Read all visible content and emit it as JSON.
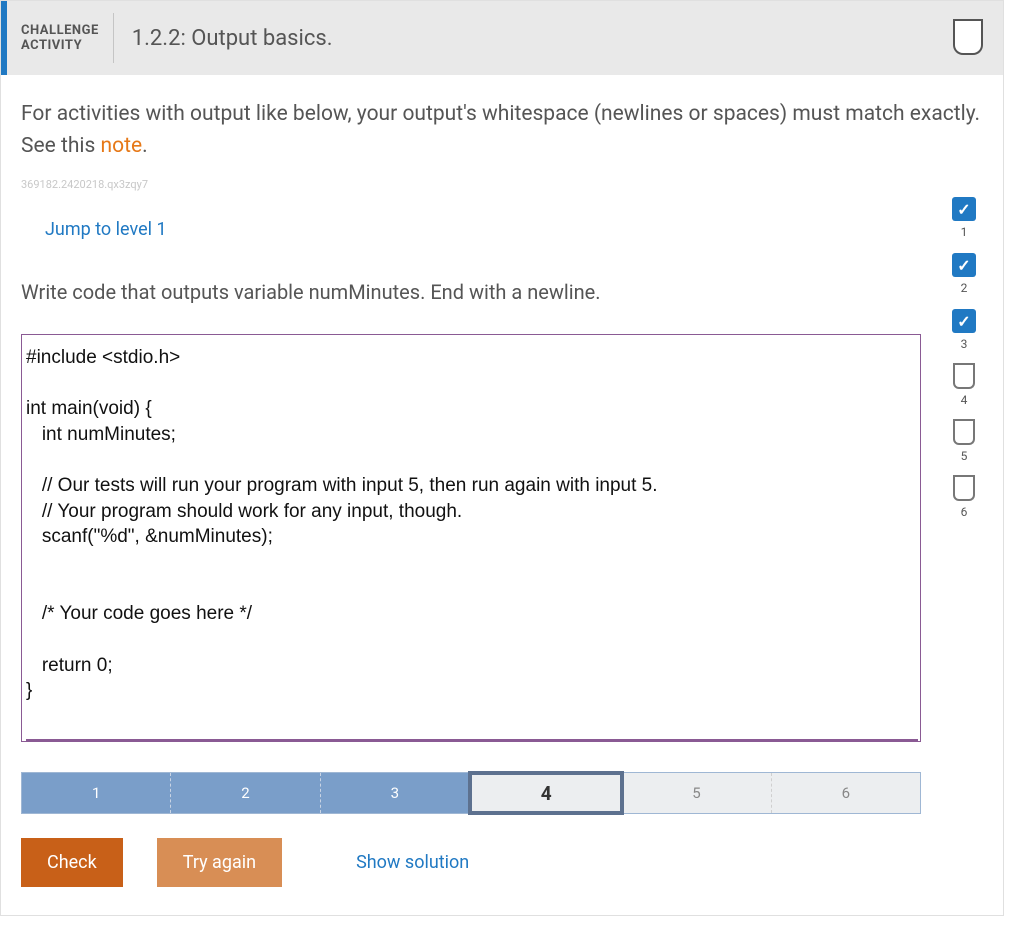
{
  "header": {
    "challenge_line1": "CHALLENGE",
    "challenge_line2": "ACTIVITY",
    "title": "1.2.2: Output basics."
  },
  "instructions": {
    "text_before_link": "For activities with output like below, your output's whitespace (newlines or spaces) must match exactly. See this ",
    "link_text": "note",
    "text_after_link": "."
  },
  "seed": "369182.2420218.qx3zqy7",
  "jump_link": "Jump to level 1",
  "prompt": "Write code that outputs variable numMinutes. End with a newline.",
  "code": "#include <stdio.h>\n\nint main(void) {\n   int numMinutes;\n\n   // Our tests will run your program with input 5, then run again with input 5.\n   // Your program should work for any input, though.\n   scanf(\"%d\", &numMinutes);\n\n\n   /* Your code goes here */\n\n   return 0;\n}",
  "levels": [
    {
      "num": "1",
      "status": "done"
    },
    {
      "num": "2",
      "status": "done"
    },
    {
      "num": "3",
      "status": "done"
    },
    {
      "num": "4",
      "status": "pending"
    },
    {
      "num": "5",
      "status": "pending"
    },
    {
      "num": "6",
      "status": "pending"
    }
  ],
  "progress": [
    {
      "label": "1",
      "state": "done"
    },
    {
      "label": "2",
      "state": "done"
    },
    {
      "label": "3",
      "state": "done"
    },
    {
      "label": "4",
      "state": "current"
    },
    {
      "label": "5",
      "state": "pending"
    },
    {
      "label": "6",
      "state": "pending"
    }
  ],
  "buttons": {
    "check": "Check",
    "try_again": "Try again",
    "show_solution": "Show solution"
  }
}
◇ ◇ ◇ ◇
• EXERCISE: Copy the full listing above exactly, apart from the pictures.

• THE COMPLETED TASK:
Read all visible content and emit it as JSON.
{
  "header": {
    "challenge_line1": "CHALLENGE",
    "challenge_line2": "ACTIVITY",
    "title": "1.2.2: Output basics."
  },
  "instructions": {
    "text_before_link": "For activities with output like below, your output's whitespace (newlines or spaces) must match exactly. See this ",
    "link_text": "note",
    "text_after_link": "."
  },
  "seed": "369182.2420218.qx3zqy7",
  "jump_link": "Jump to level 1",
  "prompt": "Write code that outputs variable numMinutes. End with a newline.",
  "code": "#include <stdio.h>\n\nint main(void) {\n   int numMinutes;\n\n   // Our tests will run your program with input 5, then run again with input 5.\n   // Your program should work for any input, though.\n   scanf(\"%d\", &numMinutes);\n\n\n   /* Your code goes here */\n\n   return 0;\n}",
  "levels": [
    {
      "num": "1",
      "status": "done"
    },
    {
      "num": "2",
      "status": "done"
    },
    {
      "num": "3",
      "status": "done"
    },
    {
      "num": "4",
      "status": "pending"
    },
    {
      "num": "5",
      "status": "pending"
    },
    {
      "num": "6",
      "status": "pending"
    }
  ],
  "progress": [
    {
      "label": "1",
      "state": "done"
    },
    {
      "label": "2",
      "state": "done"
    },
    {
      "label": "3",
      "state": "done"
    },
    {
      "label": "4",
      "state": "current"
    },
    {
      "label": "5",
      "state": "pending"
    },
    {
      "label": "6",
      "state": "pending"
    }
  ],
  "buttons": {
    "check": "Check",
    "try_again": "Try again",
    "show_solution": "Show solution"
  }
}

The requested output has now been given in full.